* _HOW TO COMPLETE THIS TASK_
All lines holding the string "Shirt" should be copied from the data below.

* _INPUT DATA_
-=-=-

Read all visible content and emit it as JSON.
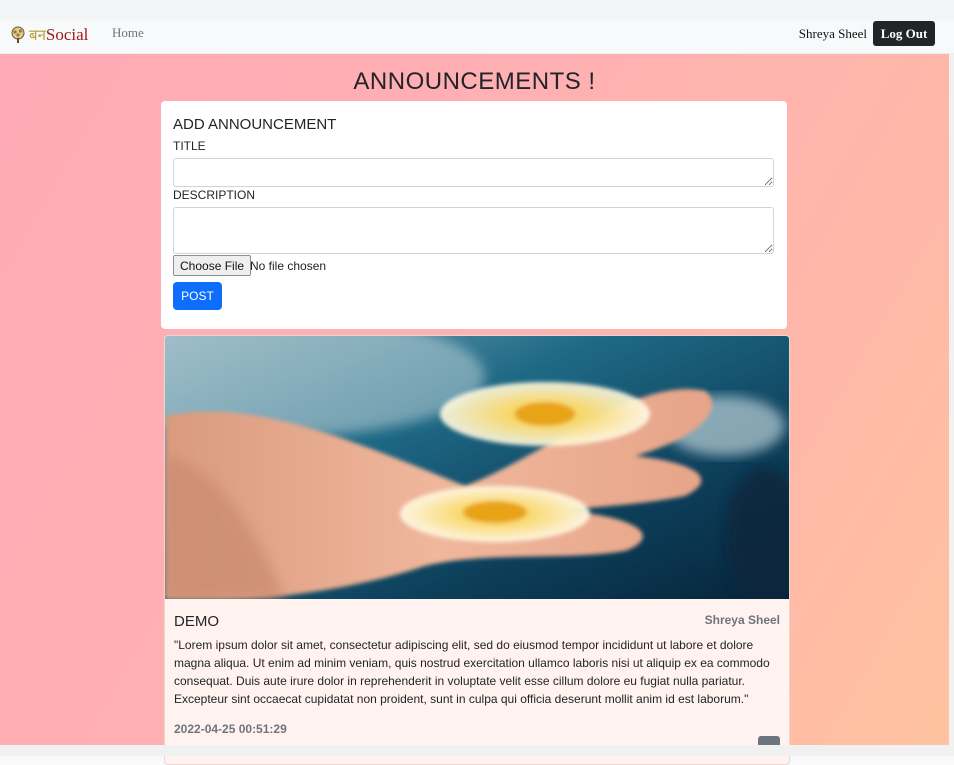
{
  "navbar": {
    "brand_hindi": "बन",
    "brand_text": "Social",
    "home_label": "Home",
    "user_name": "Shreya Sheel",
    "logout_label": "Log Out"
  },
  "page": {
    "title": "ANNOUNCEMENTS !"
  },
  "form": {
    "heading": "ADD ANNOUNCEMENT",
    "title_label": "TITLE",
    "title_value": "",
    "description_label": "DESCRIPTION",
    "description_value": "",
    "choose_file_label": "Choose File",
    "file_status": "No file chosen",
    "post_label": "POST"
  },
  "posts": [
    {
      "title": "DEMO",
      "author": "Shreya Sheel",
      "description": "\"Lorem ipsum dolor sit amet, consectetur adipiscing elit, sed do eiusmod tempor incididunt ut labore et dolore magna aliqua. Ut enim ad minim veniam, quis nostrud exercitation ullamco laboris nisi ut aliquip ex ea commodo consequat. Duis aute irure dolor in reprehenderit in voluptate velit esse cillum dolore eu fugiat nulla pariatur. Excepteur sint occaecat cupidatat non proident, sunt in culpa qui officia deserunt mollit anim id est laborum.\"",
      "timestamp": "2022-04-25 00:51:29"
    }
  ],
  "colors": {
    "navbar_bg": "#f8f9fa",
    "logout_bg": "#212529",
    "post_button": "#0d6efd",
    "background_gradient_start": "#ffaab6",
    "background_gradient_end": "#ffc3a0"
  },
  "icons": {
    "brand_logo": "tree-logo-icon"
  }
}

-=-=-

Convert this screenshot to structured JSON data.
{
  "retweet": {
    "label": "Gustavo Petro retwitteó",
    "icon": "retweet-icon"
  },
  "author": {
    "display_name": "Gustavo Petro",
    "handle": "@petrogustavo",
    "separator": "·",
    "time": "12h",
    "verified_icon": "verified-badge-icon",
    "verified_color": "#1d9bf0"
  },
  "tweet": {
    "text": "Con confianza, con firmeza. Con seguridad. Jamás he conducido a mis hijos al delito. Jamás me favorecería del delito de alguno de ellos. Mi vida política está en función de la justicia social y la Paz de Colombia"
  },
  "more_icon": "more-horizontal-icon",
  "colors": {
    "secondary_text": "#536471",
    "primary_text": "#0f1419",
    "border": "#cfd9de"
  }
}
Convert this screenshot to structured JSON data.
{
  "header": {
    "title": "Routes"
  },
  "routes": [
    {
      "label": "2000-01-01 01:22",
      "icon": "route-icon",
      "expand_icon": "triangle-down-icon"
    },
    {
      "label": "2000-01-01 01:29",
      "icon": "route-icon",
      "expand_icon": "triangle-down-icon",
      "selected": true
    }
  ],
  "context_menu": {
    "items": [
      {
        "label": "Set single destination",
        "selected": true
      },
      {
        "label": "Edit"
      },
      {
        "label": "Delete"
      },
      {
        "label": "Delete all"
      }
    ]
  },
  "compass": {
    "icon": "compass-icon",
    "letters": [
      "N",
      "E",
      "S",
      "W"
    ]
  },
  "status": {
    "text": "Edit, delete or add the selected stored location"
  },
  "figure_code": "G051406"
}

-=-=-

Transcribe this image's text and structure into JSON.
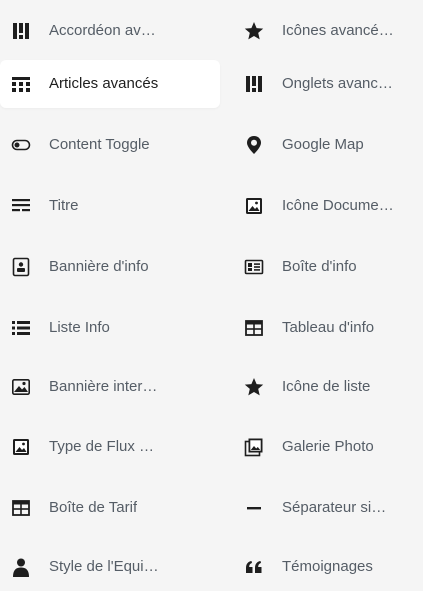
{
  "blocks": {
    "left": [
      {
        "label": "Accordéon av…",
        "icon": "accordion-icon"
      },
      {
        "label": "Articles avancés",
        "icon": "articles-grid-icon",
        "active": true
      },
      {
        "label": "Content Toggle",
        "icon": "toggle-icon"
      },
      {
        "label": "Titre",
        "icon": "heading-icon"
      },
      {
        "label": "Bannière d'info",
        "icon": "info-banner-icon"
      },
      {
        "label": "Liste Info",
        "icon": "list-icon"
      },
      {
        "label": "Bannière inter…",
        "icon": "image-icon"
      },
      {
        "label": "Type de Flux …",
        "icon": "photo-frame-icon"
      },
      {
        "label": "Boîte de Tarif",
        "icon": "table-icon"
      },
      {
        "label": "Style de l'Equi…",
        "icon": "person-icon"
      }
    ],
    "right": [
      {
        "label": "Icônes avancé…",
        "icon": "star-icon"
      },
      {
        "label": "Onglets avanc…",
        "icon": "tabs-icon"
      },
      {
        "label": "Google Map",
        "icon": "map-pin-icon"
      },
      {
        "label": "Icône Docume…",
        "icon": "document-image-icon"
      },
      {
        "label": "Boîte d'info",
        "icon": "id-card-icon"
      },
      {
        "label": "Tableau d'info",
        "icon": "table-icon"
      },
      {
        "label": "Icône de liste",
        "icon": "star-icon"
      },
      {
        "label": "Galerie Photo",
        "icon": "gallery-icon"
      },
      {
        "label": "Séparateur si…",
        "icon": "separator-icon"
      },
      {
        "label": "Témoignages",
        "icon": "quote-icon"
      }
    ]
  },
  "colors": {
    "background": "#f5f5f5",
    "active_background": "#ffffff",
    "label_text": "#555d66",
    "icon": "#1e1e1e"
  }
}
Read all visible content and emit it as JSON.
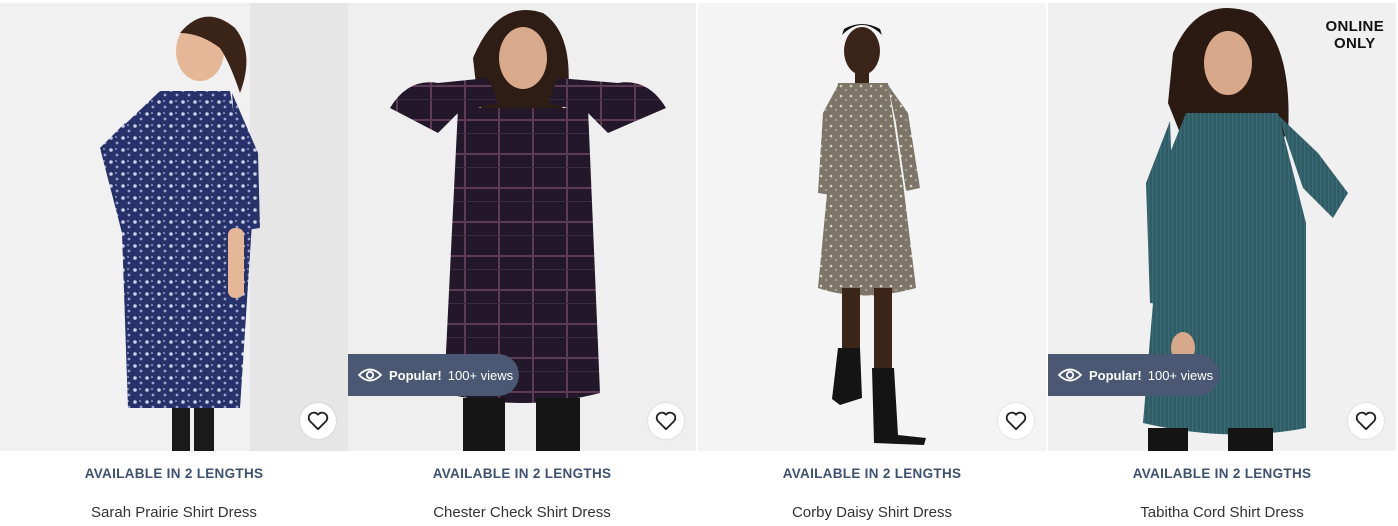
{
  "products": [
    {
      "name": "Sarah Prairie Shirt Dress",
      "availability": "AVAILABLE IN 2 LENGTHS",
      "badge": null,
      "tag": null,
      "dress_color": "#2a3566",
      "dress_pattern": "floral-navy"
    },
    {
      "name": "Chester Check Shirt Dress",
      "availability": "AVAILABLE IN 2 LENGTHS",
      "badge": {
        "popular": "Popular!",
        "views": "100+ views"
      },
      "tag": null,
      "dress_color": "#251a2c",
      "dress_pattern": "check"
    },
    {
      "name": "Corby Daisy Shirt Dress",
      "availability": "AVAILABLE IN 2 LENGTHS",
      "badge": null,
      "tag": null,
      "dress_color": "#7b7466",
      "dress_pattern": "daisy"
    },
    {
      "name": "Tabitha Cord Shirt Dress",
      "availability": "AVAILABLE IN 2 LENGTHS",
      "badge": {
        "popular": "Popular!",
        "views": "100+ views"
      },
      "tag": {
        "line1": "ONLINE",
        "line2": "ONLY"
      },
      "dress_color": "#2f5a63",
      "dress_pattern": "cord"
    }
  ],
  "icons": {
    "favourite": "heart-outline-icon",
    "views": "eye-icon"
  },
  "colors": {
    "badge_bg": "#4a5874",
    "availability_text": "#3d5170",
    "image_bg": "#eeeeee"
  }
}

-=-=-

* _SOLUTION FOR THIS EXERCISE_
      "name": "Sarah Prairie Shirt Dress",
      "name": "Chester Check Shirt Dress",
      "name": "Corby Daisy Shirt Dress",
      "name": "Tabitha Cord Shirt Dress",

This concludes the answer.